An individual recently reached out to me via e-mail and asked if I would share an outline of my resume I used to apply for jobs when I graduated from nurse anesthesia school. I figured I’d share a copy of my 2014 and recently revised 2017 resume just to serve as a template for those may be interested.
Without getting into too much detail because this topic has been written about ad nauseum, whatever it is I am about to share, it’s already been written about extensively, so I encourage you to find those explanations online. The purpose of this post is to show you what I’ve taken from my readings on how resumes ought to be constructed. They should be succinct, elegant and able to be skimmed by the reader in 30 seconds. That means DO NOT GO BEYOND 2 PAGES! Unless your career is in academia or you’re a researcher, there’s no need to go in overkill with your resume. The idea behind it is you want to give enough information that it elicits interest from the interviewer and you let them ask the questions. You don’t want to bombard them with boring details about your previous work and school experience because we all get it: you’re a hard worker, everyone loved you in your previous job, and you’re a genius at school. Woop-de-doo.
Without further ado, my 2014 Resume:
I recently updated my CV in 2017 to reflect the changes I’ve experienced in my career, which includes my primary work at the medical center I work at along with my private practice experiences. I’ve made some slight changes to the order of certain sections because obviously, as you begin to accrue more work experience, that information becomes more relevant than which anesthesia school you went to.
I’ve authored a few articles for publication and have participated in a number of projects at work. However, note that I simply refer to them. I don’t go into great detail into what I’m doing. As previously mentioned, I just want to give enough information in the hopes of piquing the interest of the person who is reading the resume and ultimately, hoping that it will influence them to ask questions about those projects (assuming they care about that stuff, which in all likelihood, they don’t. We’re not as interesting as we tend to think ourselves to be.)
My revised 2017 Resume:
Again, I just want to reiterate that this is only one way to doing it, but I think the overall point is make sure when you’re creating a resume to make it short, succinct, and easy to read.

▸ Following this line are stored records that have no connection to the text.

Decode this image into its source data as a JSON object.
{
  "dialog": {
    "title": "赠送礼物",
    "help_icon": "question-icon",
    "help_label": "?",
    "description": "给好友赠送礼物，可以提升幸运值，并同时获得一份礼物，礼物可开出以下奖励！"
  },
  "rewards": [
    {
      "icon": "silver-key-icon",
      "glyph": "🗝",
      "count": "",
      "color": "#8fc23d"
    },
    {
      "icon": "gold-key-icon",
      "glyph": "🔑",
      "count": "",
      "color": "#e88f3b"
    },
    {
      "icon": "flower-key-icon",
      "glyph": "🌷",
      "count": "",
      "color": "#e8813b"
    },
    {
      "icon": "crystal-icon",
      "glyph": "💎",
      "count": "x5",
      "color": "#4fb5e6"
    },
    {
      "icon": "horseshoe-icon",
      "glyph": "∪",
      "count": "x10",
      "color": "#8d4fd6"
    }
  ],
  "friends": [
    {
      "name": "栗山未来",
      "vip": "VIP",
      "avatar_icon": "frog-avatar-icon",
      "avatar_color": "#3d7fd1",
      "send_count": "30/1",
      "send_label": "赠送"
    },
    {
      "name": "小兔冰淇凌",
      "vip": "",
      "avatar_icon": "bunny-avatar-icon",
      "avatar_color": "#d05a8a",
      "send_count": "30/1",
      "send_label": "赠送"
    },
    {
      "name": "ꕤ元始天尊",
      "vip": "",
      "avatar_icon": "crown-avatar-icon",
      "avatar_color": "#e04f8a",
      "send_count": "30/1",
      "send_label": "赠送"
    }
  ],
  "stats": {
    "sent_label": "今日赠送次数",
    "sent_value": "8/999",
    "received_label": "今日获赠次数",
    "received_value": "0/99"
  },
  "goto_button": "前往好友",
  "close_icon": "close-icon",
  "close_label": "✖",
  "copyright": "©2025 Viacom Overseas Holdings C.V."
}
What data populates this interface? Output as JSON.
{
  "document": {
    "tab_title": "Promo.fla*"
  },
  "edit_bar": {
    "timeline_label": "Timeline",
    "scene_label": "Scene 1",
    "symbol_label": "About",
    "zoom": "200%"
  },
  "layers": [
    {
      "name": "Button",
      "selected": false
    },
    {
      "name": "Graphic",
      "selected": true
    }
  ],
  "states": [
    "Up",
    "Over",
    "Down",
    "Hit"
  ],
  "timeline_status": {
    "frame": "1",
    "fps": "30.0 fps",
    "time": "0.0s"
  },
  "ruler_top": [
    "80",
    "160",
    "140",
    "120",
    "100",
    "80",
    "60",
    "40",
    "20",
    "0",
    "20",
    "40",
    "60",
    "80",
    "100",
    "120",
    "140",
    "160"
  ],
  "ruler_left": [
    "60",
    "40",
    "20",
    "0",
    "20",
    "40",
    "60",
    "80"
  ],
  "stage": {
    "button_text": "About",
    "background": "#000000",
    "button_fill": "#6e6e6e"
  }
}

You’ve got 30 seconds to make an impression on paper. Make every word and every layout count.